== MATERIAL SHOWN ==

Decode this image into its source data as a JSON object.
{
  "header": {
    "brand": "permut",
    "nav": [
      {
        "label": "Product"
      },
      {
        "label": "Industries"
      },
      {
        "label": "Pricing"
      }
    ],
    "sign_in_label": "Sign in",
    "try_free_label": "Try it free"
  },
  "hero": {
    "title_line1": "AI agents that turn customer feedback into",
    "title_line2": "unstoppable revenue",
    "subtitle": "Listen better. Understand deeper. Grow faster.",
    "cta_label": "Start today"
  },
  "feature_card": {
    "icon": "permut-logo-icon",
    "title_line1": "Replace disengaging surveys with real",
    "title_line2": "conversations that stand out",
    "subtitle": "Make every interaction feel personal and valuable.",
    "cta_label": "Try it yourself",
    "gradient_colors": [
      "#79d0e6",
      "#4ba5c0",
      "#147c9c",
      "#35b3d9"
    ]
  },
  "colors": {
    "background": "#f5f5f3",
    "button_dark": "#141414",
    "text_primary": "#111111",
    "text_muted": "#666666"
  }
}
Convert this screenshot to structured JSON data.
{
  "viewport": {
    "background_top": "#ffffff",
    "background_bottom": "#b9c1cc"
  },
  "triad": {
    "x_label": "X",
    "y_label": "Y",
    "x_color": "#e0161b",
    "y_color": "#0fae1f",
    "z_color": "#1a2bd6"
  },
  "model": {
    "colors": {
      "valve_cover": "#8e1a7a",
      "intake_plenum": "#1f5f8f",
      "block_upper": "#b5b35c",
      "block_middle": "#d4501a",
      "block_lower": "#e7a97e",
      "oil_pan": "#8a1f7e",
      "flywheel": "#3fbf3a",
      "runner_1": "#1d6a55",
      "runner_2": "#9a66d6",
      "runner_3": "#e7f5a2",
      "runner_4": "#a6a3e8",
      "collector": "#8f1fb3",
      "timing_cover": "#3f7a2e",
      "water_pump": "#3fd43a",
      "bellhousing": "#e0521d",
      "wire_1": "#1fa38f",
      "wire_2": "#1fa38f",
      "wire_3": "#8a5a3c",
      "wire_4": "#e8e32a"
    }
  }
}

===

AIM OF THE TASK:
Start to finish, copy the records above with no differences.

EXERCISE ANSWER:
Decode this image into its source data as a JSON object.
{
  "header": {
    "brand": "permut",
    "nav": [
      {
        "label": "Product"
      },
      {
        "label": "Industries"
      },
      {
        "label": "Pricing"
      }
    ],
    "sign_in_label": "Sign in",
    "try_free_label": "Try it free"
  },
  "hero": {
    "title_line1": "AI agents that turn customer feedback into",
    "title_line2": "unstoppable revenue",
    "subtitle": "Listen better. Understand deeper. Grow faster.",
    "cta_label": "Start today"
  },
  "feature_card": {
    "icon": "permut-logo-icon",
    "title_line1": "Replace disengaging surveys with real",
    "title_line2": "conversations that stand out",
    "subtitle": "Make every interaction feel personal and valuable.",
    "cta_label": "Try it yourself",
    "gradient_colors": [
      "#79d0e6",
      "#4ba5c0",
      "#147c9c",
      "#35b3d9"
    ]
  },
  "colors": {
    "background": "#f5f5f3",
    "button_dark": "#141414",
    "text_primary": "#111111",
    "text_muted": "#666666"
  }
}
Convert this screenshot to structured JSON data.
{
  "viewport": {
    "background_top": "#ffffff",
    "background_bottom": "#b9c1cc"
  },
  "triad": {
    "x_label": "X",
    "y_label": "Y",
    "x_color": "#e0161b",
    "y_color": "#0fae1f",
    "z_color": "#1a2bd6"
  },
  "model": {
    "colors": {
      "valve_cover": "#8e1a7a",
      "intake_plenum": "#1f5f8f",
      "block_upper": "#b5b35c",
      "block_middle": "#d4501a",
      "block_lower": "#e7a97e",
      "oil_pan": "#8a1f7e",
      "flywheel": "#3fbf3a",
      "runner_1": "#1d6a55",
      "runner_2": "#9a66d6",
      "runner_3": "#e7f5a2",
      "runner_4": "#a6a3e8",
      "collector": "#8f1fb3",
      "timing_cover": "#3f7a2e",
      "water_pump": "#3fd43a",
      "bellhousing": "#e0521d",
      "wire_1": "#1fa38f",
      "wire_2": "#1fa38f",
      "wire_3": "#8a5a3c",
      "wire_4": "#e8e32a"
    }
  }
}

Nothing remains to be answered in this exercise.